For me, the Sonnet and Razer are complete non-starters unless I can use them with a cable at least 1.5m long. As I understand it, that may be possible given that I will not be using the enclosure to power a laptop.
The problem with 1.5m TB3 is actually signaling, not power. You need an active cable to get longer than 0.5m yet still carry 40Gb/s.

The Asus XG Station Pro that you're looking at happens to come with an active cable. Go ahead and double check with Sonnet and Razer as you planned to, but they should work with longer, active cables.
 
  • Like
Reactions: ConvertedToMac
Comment

F-Train

macrumors 65816
Original poster
Apr 22, 2015
1,457
1,011
NYC & Newfoundland
The problem with 1.5m TB3 is actually signaling, not power. You need an active cable to get longer than 0.5m yet still carry 40Gb/s.

The Asus XG Station Pro that you're looking at happens to come with an active cable. Go ahead and double check with Sonnet and Razer as you planned to, but they should work with longer, active cables.
I have also heard it described as a bandwidth problem that is resolvable if the Thunderbolt cable is not being used to provide power to a laptop, or only power on the order of 15%.

I don't actually care what the technical details are, only that I have no intention of using one of these enclosures a half meter from the computer :)
 
Comment

archer75

macrumors 68030
Jan 26, 2005
2,850
1,401
Oregon
I would like to see these enclosures in person, but so far I haven't identified a store in NY where I am able to do so. B&H, which stocks all three (Asus, Razer and Sonnet), apparently does not have any of them on display.

Based solely on reading and videos, I am inclined to purchase the Asus. It looks well built, it looks good, I like that it has a power switch and a 1.5m Thunderbolt cable, and that the power supply is outside the enclosure. It is also said to be the quietest of the three.

I would place the Sonnet enclosures second. My main reservations are looks, size, noise and suggestions on the internet that there may be issues with quality of components, including with the ports. I would like to get clarity on the third issue in particular.

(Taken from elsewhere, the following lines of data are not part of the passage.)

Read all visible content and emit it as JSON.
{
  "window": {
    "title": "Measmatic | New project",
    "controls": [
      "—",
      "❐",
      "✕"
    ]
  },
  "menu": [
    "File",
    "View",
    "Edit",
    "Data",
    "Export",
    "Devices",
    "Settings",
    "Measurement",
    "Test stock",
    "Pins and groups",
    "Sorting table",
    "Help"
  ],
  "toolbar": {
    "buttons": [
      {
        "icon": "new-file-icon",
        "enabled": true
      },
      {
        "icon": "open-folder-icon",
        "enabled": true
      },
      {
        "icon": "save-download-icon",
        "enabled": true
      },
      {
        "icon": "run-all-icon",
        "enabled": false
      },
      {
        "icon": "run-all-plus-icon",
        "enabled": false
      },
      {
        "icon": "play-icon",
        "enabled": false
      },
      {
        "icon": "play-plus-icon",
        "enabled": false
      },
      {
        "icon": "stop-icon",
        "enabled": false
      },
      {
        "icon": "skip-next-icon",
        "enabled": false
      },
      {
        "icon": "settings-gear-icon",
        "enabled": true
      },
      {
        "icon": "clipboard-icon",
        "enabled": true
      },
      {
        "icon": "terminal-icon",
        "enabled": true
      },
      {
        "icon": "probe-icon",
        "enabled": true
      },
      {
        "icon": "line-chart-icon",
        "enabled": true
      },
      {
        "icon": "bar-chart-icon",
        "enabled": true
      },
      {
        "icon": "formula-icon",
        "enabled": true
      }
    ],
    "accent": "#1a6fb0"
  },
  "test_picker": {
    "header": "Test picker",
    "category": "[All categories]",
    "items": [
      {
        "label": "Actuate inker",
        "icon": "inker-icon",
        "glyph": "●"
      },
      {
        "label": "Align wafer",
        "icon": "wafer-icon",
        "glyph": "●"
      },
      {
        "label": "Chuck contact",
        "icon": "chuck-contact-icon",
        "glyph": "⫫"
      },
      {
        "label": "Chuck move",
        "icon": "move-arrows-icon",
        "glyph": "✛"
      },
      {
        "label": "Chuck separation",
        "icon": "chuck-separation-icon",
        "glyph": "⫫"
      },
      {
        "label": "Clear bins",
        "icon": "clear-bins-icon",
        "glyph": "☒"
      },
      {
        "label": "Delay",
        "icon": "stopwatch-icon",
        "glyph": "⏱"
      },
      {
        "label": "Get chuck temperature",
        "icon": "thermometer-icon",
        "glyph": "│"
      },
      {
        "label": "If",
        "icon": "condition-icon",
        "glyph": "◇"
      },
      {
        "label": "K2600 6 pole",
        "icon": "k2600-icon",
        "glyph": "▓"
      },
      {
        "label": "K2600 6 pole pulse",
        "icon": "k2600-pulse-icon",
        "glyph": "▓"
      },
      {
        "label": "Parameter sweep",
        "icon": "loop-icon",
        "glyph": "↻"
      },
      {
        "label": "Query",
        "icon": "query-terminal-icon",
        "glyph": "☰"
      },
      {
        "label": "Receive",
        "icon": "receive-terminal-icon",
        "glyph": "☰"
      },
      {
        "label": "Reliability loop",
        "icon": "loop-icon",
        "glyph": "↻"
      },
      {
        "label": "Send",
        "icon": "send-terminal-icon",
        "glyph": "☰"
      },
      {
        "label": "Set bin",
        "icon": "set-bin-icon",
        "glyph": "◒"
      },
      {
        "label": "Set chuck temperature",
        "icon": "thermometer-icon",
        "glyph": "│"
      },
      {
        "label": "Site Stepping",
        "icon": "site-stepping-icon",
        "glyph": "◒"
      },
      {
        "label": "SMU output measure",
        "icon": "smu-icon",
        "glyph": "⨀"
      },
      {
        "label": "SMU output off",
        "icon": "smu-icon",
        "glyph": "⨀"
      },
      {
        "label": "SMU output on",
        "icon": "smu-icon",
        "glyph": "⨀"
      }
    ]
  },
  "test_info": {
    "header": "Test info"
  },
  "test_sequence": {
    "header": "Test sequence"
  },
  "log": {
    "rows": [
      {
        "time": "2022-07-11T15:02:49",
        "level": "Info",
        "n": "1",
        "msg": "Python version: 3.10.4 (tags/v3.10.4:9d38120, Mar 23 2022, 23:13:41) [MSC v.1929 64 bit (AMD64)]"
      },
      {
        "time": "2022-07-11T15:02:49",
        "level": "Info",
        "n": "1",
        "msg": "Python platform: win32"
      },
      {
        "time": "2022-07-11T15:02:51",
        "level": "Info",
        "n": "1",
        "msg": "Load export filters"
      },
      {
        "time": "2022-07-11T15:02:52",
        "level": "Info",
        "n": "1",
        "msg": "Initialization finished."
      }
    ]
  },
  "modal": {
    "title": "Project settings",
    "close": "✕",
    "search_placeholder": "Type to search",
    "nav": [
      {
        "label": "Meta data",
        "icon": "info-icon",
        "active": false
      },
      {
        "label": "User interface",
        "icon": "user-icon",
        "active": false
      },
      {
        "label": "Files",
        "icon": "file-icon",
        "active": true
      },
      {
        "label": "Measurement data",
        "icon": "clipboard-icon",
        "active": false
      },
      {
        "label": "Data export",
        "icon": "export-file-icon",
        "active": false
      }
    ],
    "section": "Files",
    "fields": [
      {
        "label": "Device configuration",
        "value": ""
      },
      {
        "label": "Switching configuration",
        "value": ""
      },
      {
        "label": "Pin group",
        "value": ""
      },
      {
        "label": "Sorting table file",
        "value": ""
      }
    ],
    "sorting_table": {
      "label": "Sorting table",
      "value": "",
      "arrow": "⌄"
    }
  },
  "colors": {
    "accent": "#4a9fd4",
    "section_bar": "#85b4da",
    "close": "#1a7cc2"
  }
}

I am impressed with the Razer's design as it relates to getting a card in and out of the enclosure, but given that I don't expect to be changing cards with any regularity, it's not an important feature. For me, the Razer is too big and, by all accounts, too noisy.
Big is something you want, some cards are quite long. It gives you more options. The asus XG pro 2 also has a small(low power) power supply. Having an external supply does keep the noise down but limits your upgrade options. It will work but you have to be aware of the limitations(power and length) when shopping for a video card.
 
Comment
Register on MacRumors! This sidebar will go away, and you'll see fewer ads.